What you should do
Restate the full set of records exactly, word for word.

Interface dataset entries
▼

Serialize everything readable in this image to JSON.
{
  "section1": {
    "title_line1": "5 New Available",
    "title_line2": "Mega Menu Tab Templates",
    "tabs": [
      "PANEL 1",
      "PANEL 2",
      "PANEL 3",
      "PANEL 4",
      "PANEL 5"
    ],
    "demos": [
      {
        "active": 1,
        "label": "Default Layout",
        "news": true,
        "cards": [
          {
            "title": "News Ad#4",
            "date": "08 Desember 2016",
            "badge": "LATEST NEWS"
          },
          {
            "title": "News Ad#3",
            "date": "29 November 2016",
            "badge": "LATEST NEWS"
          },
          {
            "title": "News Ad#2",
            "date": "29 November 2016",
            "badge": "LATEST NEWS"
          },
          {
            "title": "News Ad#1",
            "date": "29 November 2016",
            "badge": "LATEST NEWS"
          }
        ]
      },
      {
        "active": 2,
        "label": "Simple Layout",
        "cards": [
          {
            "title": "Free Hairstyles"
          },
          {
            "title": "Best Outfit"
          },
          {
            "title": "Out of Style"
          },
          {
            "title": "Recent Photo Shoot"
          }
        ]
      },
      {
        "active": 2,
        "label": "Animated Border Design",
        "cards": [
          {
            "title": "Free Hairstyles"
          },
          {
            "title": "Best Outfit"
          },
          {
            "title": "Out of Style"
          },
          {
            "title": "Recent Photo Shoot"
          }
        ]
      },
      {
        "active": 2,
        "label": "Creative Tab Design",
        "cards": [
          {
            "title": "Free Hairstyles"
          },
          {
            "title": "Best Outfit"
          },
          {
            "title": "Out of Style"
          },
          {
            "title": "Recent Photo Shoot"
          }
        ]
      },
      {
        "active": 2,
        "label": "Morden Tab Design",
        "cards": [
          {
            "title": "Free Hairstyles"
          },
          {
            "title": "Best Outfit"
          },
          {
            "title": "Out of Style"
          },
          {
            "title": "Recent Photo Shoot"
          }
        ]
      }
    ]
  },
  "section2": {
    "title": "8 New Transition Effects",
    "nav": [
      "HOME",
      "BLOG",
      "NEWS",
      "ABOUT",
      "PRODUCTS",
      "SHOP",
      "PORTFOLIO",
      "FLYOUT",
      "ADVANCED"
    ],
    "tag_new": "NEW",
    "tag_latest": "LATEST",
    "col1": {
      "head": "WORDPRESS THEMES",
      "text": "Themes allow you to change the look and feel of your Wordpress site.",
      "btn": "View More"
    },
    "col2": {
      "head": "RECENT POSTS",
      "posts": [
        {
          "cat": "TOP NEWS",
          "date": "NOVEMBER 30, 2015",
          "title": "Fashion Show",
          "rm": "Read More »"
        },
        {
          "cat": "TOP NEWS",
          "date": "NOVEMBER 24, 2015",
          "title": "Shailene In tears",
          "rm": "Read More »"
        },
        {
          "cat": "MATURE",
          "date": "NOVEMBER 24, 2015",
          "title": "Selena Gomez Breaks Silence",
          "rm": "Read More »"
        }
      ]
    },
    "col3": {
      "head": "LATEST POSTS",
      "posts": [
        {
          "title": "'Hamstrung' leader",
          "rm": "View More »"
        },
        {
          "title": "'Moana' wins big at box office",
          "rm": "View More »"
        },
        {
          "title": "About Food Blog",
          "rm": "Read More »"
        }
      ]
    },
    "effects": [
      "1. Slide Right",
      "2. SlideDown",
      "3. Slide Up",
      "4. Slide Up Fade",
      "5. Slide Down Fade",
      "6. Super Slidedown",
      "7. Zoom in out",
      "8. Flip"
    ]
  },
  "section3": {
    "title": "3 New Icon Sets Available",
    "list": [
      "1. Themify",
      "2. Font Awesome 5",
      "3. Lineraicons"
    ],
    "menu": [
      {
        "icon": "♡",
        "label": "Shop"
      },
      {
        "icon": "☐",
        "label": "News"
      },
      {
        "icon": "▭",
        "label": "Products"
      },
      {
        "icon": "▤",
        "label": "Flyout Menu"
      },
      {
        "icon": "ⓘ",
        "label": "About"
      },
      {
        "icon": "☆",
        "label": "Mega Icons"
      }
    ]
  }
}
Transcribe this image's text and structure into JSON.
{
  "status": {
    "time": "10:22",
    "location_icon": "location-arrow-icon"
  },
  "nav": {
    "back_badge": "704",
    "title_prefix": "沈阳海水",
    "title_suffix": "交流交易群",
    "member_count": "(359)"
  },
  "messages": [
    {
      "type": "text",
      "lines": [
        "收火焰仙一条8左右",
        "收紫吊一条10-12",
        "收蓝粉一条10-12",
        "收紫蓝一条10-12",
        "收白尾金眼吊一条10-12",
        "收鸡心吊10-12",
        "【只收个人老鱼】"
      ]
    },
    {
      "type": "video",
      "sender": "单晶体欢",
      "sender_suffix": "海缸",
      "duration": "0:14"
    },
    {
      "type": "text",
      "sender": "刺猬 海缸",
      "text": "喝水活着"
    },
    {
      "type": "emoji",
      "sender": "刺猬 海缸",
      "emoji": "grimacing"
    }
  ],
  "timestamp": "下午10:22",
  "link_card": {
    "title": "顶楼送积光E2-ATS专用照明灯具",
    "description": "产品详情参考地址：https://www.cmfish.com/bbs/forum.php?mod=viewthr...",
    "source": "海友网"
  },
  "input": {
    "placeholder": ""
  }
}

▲

Answer box
Serialize everything readable in this image to JSON.
{
  "section1": {
    "title_line1": "5 New Available",
    "title_line2": "Mega Menu Tab Templates",
    "tabs": [
      "PANEL 1",
      "PANEL 2",
      "PANEL 3",
      "PANEL 4",
      "PANEL 5"
    ],
    "demos": [
      {
        "active": 1,
        "label": "Default Layout",
        "news": true,
        "cards": [
          {
            "title": "News Ad#4",
            "date": "08 Desember 2016",
            "badge": "LATEST NEWS"
          },
          {
            "title": "News Ad#3",
            "date": "29 November 2016",
            "badge": "LATEST NEWS"
          },
          {
            "title": "News Ad#2",
            "date": "29 November 2016",
            "badge": "LATEST NEWS"
          },
          {
            "title": "News Ad#1",
            "date": "29 November 2016",
            "badge": "LATEST NEWS"
          }
        ]
      },
      {
        "active": 2,
        "label": "Simple Layout",
        "cards": [
          {
            "title": "Free Hairstyles"
          },
          {
            "title": "Best Outfit"
          },
          {
            "title": "Out of Style"
          },
          {
            "title": "Recent Photo Shoot"
          }
        ]
      },
      {
        "active": 2,
        "label": "Animated Border Design",
        "cards": [
          {
            "title": "Free Hairstyles"
          },
          {
            "title": "Best Outfit"
          },
          {
            "title": "Out of Style"
          },
          {
            "title": "Recent Photo Shoot"
          }
        ]
      },
      {
        "active": 2,
        "label": "Creative Tab Design",
        "cards": [
          {
            "title": "Free Hairstyles"
          },
          {
            "title": "Best Outfit"
          },
          {
            "title": "Out of Style"
          },
          {
            "title": "Recent Photo Shoot"
          }
        ]
      },
      {
        "active": 2,
        "label": "Morden Tab Design",
        "cards": [
          {
            "title": "Free Hairstyles"
          },
          {
            "title": "Best Outfit"
          },
          {
            "title": "Out of Style"
          },
          {
            "title": "Recent Photo Shoot"
          }
        ]
      }
    ]
  },
  "section2": {
    "title": "8 New Transition Effects",
    "nav": [
      "HOME",
      "BLOG",
      "NEWS",
      "ABOUT",
      "PRODUCTS",
      "SHOP",
      "PORTFOLIO",
      "FLYOUT",
      "ADVANCED"
    ],
    "tag_new": "NEW",
    "tag_latest": "LATEST",
    "col1": {
      "head": "WORDPRESS THEMES",
      "text": "Themes allow you to change the look and feel of your Wordpress site.",
      "btn": "View More"
    },
    "col2": {
      "head": "RECENT POSTS",
      "posts": [
        {
          "cat": "TOP NEWS",
          "date": "NOVEMBER 30, 2015",
          "title": "Fashion Show",
          "rm": "Read More »"
        },
        {
          "cat": "TOP NEWS",
          "date": "NOVEMBER 24, 2015",
          "title": "Shailene In tears",
          "rm": "Read More »"
        },
        {
          "cat": "MATURE",
          "date": "NOVEMBER 24, 2015",
          "title": "Selena Gomez Breaks Silence",
          "rm": "Read More »"
        }
      ]
    },
    "col3": {
      "head": "LATEST POSTS",
      "posts": [
        {
          "title": "'Hamstrung' leader",
          "rm": "View More »"
        },
        {
          "title": "'Moana' wins big at box office",
          "rm": "View More »"
        },
        {
          "title": "About Food Blog",
          "rm": "Read More »"
        }
      ]
    },
    "effects": [
      "1. Slide Right",
      "2. SlideDown",
      "3. Slide Up",
      "4. Slide Up Fade",
      "5. Slide Down Fade",
      "6. Super Slidedown",
      "7. Zoom in out",
      "8. Flip"
    ]
  },
  "section3": {
    "title": "3 New Icon Sets Available",
    "list": [
      "1. Themify",
      "2. Font Awesome 5",
      "3. Lineraicons"
    ],
    "menu": [
      {
        "icon": "♡",
        "label": "Shop"
      },
      {
        "icon": "☐",
        "label": "News"
      },
      {
        "icon": "▭",
        "label": "Products"
      },
      {
        "icon": "▤",
        "label": "Flyout Menu"
      },
      {
        "icon": "ⓘ",
        "label": "About"
      },
      {
        "icon": "☆",
        "label": "Mega Icons"
      }
    ]
  }
}
Transcribe this image's text and structure into JSON.
{
  "status": {
    "time": "10:22",
    "location_icon": "location-arrow-icon"
  },
  "nav": {
    "back_badge": "704",
    "title_prefix": "沈阳海水",
    "title_suffix": "交流交易群",
    "member_count": "(359)"
  },
  "messages": [
    {
      "type": "text",
      "lines": [
        "收火焰仙一条8左右",
        "收紫吊一条10-12",
        "收蓝粉一条10-12",
        "收紫蓝一条10-12",
        "收白尾金眼吊一条10-12",
        "收鸡心吊10-12",
        "【只收个人老鱼】"
      ]
    },
    {
      "type": "video",
      "sender": "单晶体欢",
      "sender_suffix": "海缸",
      "duration": "0:14"
    },
    {
      "type": "text",
      "sender": "刺猬 海缸",
      "text": "喝水活着"
    },
    {
      "type": "emoji",
      "sender": "刺猬 海缸",
      "emoji": "grimacing"
    }
  ],
  "timestamp": "下午10:22",
  "link_card": {
    "title": "顶楼送积光E2-ATS专用照明灯具",
    "description": "产品详情参考地址：https://www.cmfish.com/bbs/forum.php?mod=viewthr...",
    "source": "海友网"
  },
  "input": {
    "placeholder": ""
  }
}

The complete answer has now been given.